Graziella Federici Vescovini
Università degli Studi di Firenze, ITALY

98-vescoviniOne of the single most important ideas emerging from Alberti's concepts is that of the relationship between the artist's ingenuity and his natural and social surroundings, that is, the relationship between the world and the artist's representation of it. It has been noted that this concept resonates singularly with that of Nicholas of Cusa, with whom Alberti shared mutual friendships. The idea of the creativity of the artist's mind, including thoughts on his relationship to the world around him, his capacity to harmoniously reconstruct in accordance with innate proportions (the mind is the locus of proportion, Nicholas wrote) and the beauty of discordant, contradictory Nature, is clearly developed in De Mente and other works anterior to 1450, when Alberti labored over De re aedificatoria. Nicholas' idea of the architectonic vis of the human mind finds a singular consonance with Alberti's vis compositionis, according to which the artist imitates the divine ars in recomposing the contradictions, irregularities and even monstrosities of the world. Neither Nicholas nor Alberti presents the concept of the relationship between the artist and the world around him as something tranquil and objectively given, but rather as a continuing tension. It is a personal conquest by the artist's ingenuity that corrects and upholds the mira vis creatrix of nature. In part, the painter must draw out of nature the beauty that certainly exists but is not always apparent, and in part he must be capable of drawing it out of himself.

The correct citation for this paper is:

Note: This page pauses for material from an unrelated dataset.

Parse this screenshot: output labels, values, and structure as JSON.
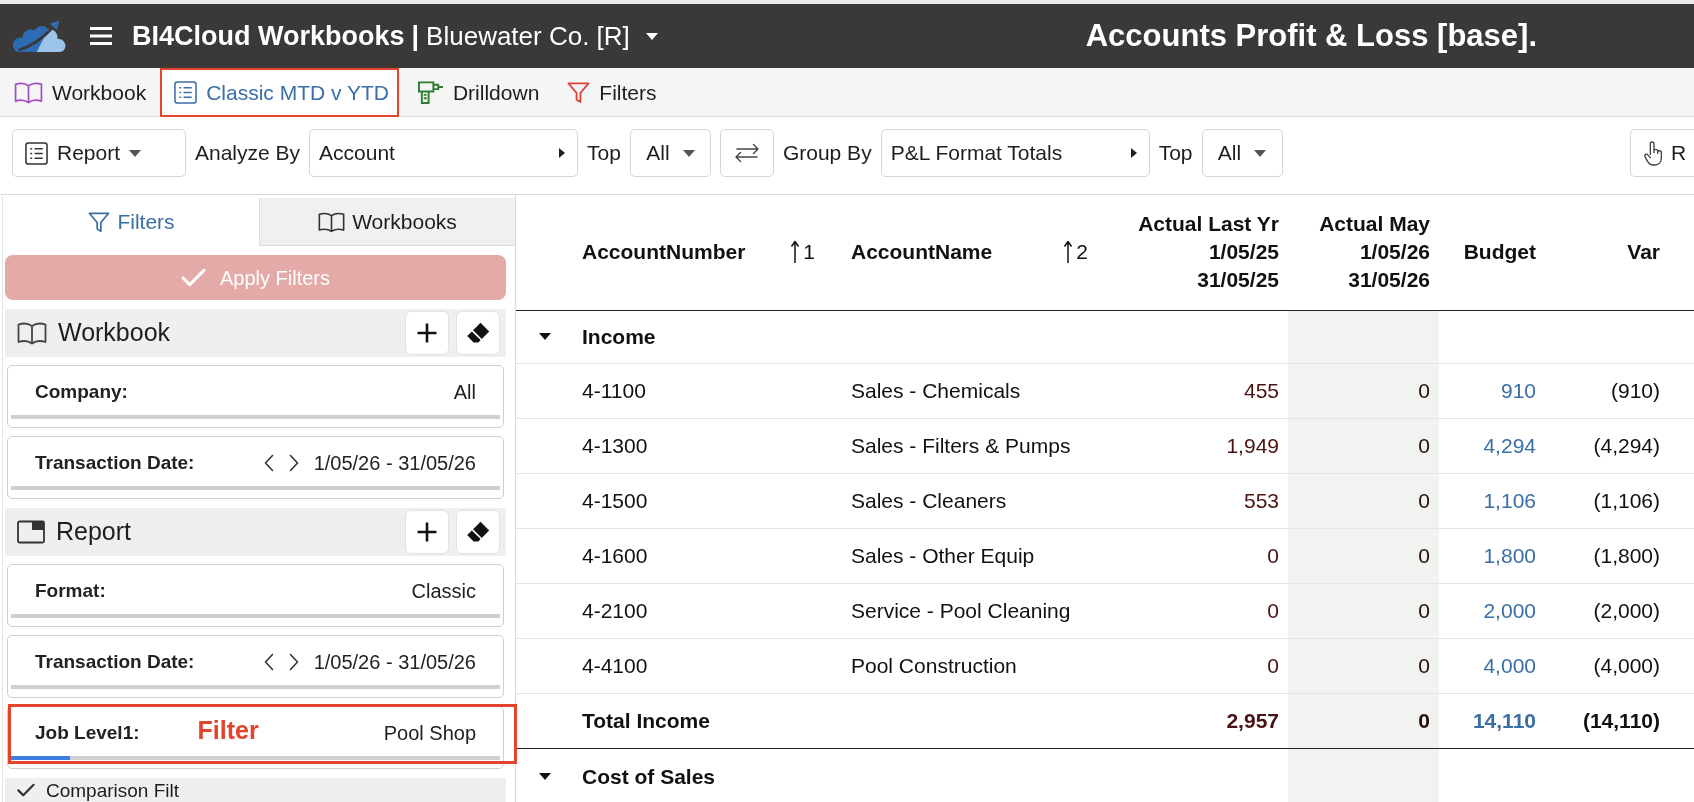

Graziella Federici Vescovini, "Nicholas of Cusa, Alberti and the Architectonics of the Mind", pp. 159-171 in Nexus II: Architecture and Mathematics, ed. Kim Williams, Fucecchio (Florence): Edizioni dell'Erba, 1998.